▶ [INPUT DATA]
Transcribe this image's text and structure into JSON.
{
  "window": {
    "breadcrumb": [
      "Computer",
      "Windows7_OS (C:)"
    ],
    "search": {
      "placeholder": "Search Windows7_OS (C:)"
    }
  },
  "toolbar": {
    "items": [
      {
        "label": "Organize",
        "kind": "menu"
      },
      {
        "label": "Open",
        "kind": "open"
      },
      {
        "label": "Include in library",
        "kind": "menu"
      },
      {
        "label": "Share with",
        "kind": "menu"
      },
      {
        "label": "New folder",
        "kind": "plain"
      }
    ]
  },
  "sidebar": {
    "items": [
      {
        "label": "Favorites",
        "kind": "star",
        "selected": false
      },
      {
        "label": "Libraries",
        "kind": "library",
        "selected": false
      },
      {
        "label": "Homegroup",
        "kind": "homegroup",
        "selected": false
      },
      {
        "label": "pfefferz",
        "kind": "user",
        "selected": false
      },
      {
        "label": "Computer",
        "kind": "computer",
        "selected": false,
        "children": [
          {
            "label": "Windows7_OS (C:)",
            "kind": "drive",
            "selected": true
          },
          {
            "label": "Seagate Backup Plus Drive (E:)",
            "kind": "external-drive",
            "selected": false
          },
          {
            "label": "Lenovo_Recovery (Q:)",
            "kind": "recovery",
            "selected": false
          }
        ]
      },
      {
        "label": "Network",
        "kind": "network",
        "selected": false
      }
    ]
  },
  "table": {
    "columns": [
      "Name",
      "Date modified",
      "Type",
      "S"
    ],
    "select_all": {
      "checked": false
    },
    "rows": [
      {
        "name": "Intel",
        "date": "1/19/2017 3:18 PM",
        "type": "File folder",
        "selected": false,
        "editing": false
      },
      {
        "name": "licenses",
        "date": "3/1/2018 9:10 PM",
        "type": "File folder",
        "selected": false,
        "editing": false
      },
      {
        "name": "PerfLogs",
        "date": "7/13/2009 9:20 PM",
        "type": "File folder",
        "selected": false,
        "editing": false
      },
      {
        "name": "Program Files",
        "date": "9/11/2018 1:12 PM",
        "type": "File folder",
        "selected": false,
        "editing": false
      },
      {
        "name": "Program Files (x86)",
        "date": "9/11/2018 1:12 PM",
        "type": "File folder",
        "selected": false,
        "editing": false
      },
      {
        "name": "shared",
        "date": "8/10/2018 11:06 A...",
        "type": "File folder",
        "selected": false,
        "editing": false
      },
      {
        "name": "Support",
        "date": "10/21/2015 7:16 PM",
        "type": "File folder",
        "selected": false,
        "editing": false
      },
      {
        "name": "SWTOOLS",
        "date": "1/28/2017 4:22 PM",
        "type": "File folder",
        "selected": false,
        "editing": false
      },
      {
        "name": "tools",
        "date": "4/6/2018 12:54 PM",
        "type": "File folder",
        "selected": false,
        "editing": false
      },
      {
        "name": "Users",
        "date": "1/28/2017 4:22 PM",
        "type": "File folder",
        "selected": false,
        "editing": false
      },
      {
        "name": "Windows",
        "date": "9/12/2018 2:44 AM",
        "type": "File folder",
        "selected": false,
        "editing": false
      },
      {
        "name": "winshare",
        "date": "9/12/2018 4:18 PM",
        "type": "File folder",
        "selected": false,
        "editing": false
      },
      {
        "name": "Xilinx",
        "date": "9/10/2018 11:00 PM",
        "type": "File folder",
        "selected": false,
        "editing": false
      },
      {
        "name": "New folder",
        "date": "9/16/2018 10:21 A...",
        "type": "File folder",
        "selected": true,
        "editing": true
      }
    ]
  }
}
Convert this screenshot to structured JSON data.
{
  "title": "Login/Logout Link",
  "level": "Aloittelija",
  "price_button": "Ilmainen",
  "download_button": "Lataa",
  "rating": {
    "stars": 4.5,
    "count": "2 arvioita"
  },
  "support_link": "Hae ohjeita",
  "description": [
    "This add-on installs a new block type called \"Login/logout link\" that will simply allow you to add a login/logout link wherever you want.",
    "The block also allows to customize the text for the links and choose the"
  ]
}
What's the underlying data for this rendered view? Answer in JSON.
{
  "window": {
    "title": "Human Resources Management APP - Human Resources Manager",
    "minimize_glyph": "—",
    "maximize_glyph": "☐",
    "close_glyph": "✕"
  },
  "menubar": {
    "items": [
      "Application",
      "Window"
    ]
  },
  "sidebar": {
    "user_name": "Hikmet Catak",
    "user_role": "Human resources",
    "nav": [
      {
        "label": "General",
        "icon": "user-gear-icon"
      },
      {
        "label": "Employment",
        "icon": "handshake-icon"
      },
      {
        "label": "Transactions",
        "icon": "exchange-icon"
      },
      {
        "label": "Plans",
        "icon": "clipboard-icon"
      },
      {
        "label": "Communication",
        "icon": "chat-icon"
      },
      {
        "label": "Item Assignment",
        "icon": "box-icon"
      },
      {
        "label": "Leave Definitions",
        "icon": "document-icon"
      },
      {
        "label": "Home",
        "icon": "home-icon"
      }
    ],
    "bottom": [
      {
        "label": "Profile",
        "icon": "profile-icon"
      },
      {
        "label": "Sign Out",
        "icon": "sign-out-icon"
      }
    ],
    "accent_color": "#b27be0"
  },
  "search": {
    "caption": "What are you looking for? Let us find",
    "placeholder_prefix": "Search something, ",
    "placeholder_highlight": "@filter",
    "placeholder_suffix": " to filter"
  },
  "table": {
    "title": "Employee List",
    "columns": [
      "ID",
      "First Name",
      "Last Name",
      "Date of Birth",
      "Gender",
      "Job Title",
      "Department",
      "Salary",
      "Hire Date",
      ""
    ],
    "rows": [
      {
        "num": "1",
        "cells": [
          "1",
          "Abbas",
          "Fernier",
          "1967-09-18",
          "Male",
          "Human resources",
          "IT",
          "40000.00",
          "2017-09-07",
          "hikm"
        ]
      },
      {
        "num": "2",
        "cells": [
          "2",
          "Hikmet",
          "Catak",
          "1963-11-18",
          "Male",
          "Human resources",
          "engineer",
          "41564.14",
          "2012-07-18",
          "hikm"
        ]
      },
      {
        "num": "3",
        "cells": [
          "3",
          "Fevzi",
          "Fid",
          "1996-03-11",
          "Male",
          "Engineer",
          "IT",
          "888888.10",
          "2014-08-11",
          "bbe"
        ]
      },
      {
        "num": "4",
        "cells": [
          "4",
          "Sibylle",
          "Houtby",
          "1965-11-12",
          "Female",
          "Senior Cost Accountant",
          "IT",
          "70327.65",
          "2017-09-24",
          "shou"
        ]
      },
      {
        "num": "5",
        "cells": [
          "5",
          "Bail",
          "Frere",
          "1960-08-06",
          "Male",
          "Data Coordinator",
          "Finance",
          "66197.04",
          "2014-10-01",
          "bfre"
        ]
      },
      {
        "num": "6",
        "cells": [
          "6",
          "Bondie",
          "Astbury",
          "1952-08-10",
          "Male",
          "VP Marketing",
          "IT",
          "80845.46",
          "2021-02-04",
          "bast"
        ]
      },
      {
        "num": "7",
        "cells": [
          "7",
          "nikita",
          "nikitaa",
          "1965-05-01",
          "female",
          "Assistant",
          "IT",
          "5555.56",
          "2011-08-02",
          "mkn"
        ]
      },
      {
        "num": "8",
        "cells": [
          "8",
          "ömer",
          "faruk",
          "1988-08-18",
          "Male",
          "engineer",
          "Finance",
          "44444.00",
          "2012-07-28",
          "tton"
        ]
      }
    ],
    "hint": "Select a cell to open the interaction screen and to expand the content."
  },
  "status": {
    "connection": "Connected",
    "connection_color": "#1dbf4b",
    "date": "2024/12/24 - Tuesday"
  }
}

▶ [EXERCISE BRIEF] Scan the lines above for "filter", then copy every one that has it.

▶ [RESULT BELOW]
    "placeholder_highlight": "@filter",
    "placeholder_suffix": " to filter"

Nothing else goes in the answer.